By Rickey Hampton, Editor and Founder of The African-American Athlete
[dropcap]C[/dropcap]lifford Roberts, the racist founder of Augusta National Golf Club, the home of the prestigious Masters golf tournament, made it perfectly clear how he felt about black people and golf when he, along with Bobby Jones, founded Augusta National in 1933.
Blacks were prohibited from being members or playing on the course.
Of course, there was a role for black people at Roberts’ new founded club. They could be waiters, cooks, dishwashers and locker room attendants. The only way a black could ever set foot on the course was as a caddy. In fact, it was part of the club rules at Augusta National that all the caddies had to be black.
“As long as I’m alive,” said Roberts “All the golfers will be white, and all the caddies will be black.”
It was a tradition that extended beyond the Masters onto the regular PGA Tour. For years, practically all the caddies for PGA Tour golfers were black. Look at any film footage of golf events from the ’40’s through the ’60’s, and practically every guy on the bag was a black man.
You see, during those days being a caddy was considered demeaning.
Well, Cliff Roberts is probably spinning around in his coffin. Every caddy I have seen watching the 2017 Masters is white
Actually, it’s been that way for a while. Slowly but surely over the past 20 to 25 years, black caddies, who once held an estimated 70 to 80 percent of PGA Tour jobs, are gone. Some of the legendary caddies from the past such as Dolphus ‘Golf Ball’ Hull and Herman Mitchell have passed on. The great Carl Jackson, who helped Ben Crenshaw win two Masters titles, has retired.
They are just a few of the legion of black men who helped, in their own subtle way, to make the PGA Tour a success. A great caddy is priceless. He must not only know every inch of the course and every break on the green, he must also be a psychologist. And black caddies have been some of the best ever.

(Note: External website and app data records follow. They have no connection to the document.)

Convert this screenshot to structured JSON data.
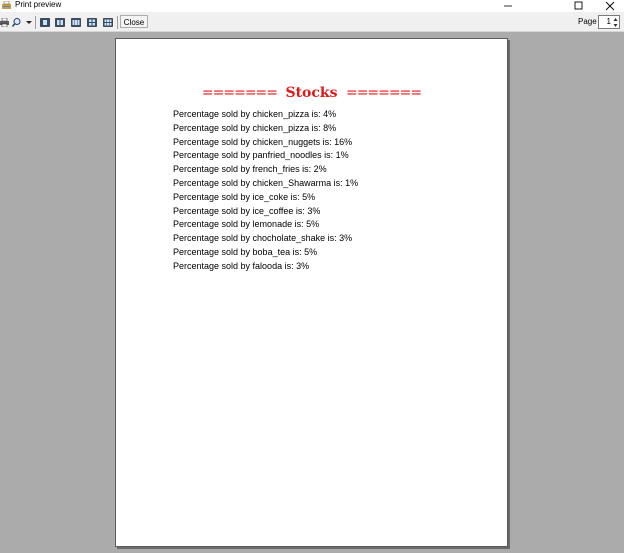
{
  "window": {
    "title": "Print preview"
  },
  "toolbar": {
    "close_label": "Close",
    "page_label": "Page",
    "page_value": "1"
  },
  "document": {
    "title_deco_left": "=======",
    "title_word": "Stocks",
    "title_deco_right": "=======",
    "title_color": "#e01818",
    "lines": [
      "Percentage sold by chicken_pizza is: 4%",
      "Percentage sold by chicken_pizza is: 8%",
      "Percentage sold by chicken_nuggets is: 16%",
      "Percentage sold by panfried_noodles is: 1%",
      "Percentage sold by french_fries is: 2%",
      "Percentage sold by chicken_Shawarma is: 1%",
      "Percentage sold by ice_coke is: 5%",
      "Percentage sold by ice_coffee is: 3%",
      "Percentage sold by lemonade is: 5%",
      "Percentage sold by chocholate_shake is: 3%",
      "Percentage sold by boba_tea is: 5%",
      "Percentage sold by falooda is: 3%"
    ]
  }
}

For years, caddying was the perfect introduction to the sport for blacks. It was a chance for young black men to earn money, and learn the game. Great black players such as Ted Rhodes and Charlie Sifford got their introduction to golf through caddying. Caddying is why there were as many as 10 blacks playing on the PGA Tour in the 60’s and 70’s, as opposed to only one today Harold Varner III, with Tiger Woods being
The explosion of prize money thanks to Tiger ‘s debut as a professional in 1996 has taken the game to unprecedented heights. Consider that in 1990 Greg Norman led the PGA Tour money list at $1.1 million for the entire season. Sergio Garcia earned $1.9 million for winning the 2017 Masters.
Suddenly, being a caddy isn’t so demeaning. Some caddies are making six figures and even seven figures. There are no set norms for paying caddies (all deals are negotiated). However, most caddies will average 5 to 10 percent of the player’s earnings, in addition to a weekly salary during the season of $1000 to $2000.
A lot of pros have decided to keep that money in the family. Why pay some black guy $100,000 grand, after winning a tournament, when you can pay your kid, best friend over even your wife?
“When I came out in the 1980s, I would say the caddie breakdown was maybe 70 percent black, 30 percent white,” said former Tour caddie J.J. Hylton in a 2012 interview with the New York Times. “Now it’s like 99.9 percent white to .1 percent black. There’s so much money on the regular tour now. It’s become a buddy system out there.”
And these days, black caddies have very few buddies.